“No,” she said calmly. “I don’t like Shell stations,” and on she drove. About half a mile later we reached a Mobile station, and as that brand of emergency assistance was apparently acceptable to her, she pulled in. This was a gas station only, and not a service station, but when a septuagenarian in need walked in the door, the guy behind the counter was happy to help us out. He came out and changed the tire for us. He didn’t want to accept any money for the favor, but at Grandma’s insistence she pushed $50 on him, which he finally accepted. If I had physically know how to operating a vehicle, I would have offered (if not insisted) to drive from there, as I reasonably knew the way, and was finally breaking away from my overriding “grownups know best” mindset. Too many things told me otherwise and my conditioning had been overcome. But I didn’t know how to work a car, and Grandma got back behind the wheel.
We started down the main drag, and we didn’t go far at all when grandma started a slow meandering weave across the lanes. Fortunately traffic was light, as it was getting late, but there was enough traffic around us that we were quickly noticed. As we wandered over to the right, a pickup truck peeled out from behind us, pulled around in front, and stopped right in front of our car, forcing Grandma to stop. The door swung open, and out jumped an angry young man, Hell bent for leather and no doubt expecting to confront a drunk at the wheel. He stormed up to our car as Grandma rolled down the window, and his words were stillborn as his anticipated drunk driver inexplicably transformed into a little old lady, a nun, a little boy, and his dog. His mouth hung slack for a moment, until he finally found new words. “Are you alright?”
Grandma looked down and said softly, “No.”
The man went back to his truck, and spoke with the passenger who was riding with him. Then he came back and offered — in the “won’t take ‘No’ for an answer” sense — to drive us home. His girlfriend would drive his truck.
So we got home, and nobody was killed. The man was, at Grandma’s insistence, convinced to accept $50 for his troubles, and we told the story to my parents when they got home. The next morning Mom went over to Grandma’s and found her climbing into her car to go to the bank — which plan Mom immediately nixed. Grandma was acting normal again, seemed perfectly lucid, and didn’t really remember the night before.
My grandmother passed away a few months later, of complications from kidney failure.
I’m not really sure why it felt important to tell this story. I’ve certainly told it verbally any number of times within my family, and Sister M_____ was always quick to remember it, when we had a comfortable distance from Grandma’s passing and could laugh at her “famous last ride”. I think about the differences in the ends of their lives — Grandma’s mind went fairly quickly, and she passed away soon thereafter. Sister on the other hand has had a slow descent to senility.

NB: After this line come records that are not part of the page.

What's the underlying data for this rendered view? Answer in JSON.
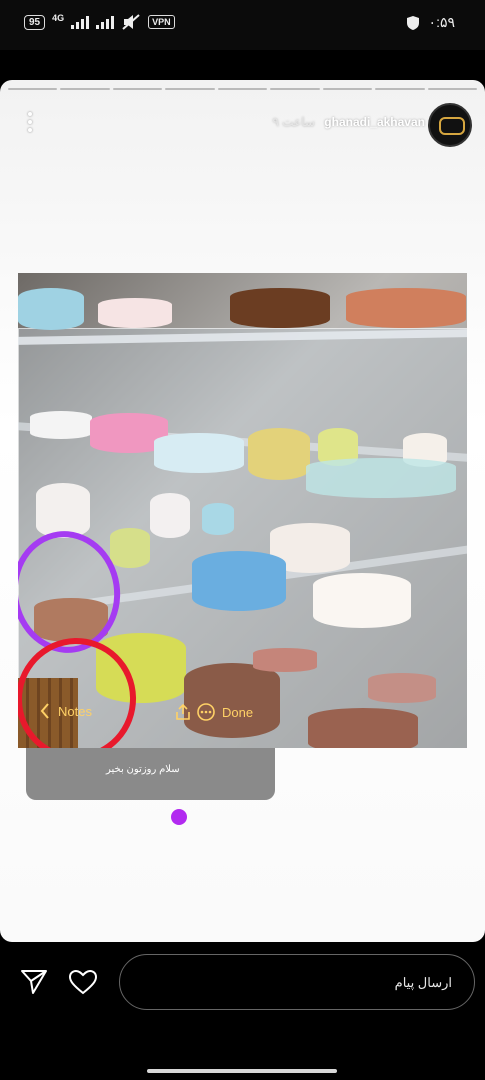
{
  "status_bar": {
    "battery": "95",
    "network": "4G",
    "vpn": "VPN",
    "time": "۰:۵۹",
    "icons": [
      "signal-icon",
      "mute-icon",
      "shield-icon"
    ]
  },
  "story": {
    "username": "ghanadi_akhavan",
    "time_ago": "۹ ساعت",
    "photo_alt_colors": {
      "marker_purple": "#a53bf2",
      "marker_red": "#e8192c",
      "dot": "#b22af0"
    },
    "photo_toolbar": {
      "notes_label": "Notes",
      "done_label": "Done"
    },
    "note_text": "سلام روزتون بخیر"
  },
  "bottom_bar": {
    "message_placeholder": "ارسال پیام",
    "icons": [
      "send-icon",
      "heart-icon"
    ]
  }
}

There is nothing particularly wrong with her, other than the normal ravages of old age; but it can be painful to think of her sitting there, at her life’s end but suspended in that moment. She was a world traveler (who crawled through the Pyramids but never did get to Australia). She was (and still is, considering) a bright personality, quick to find the humor in a situation. She was caring, and loving, and thoughtful. She will most likely never really experience anything more in her life, beyond vague feelings of the slow passing of time. She doesn’t know her friends; she doesn’t know her family; she may or may not recognize the faces of the people who take such care of her every day. (She is living in what amounts to an “old Sisters’ home”, and it is obvious that they do take good care of her — that at least is comforting to know.)
I just wish that there were some way to remind her of what was. To remind her who I am, and more importantly, who she is. To make sure that she remembers that she is loved, and why.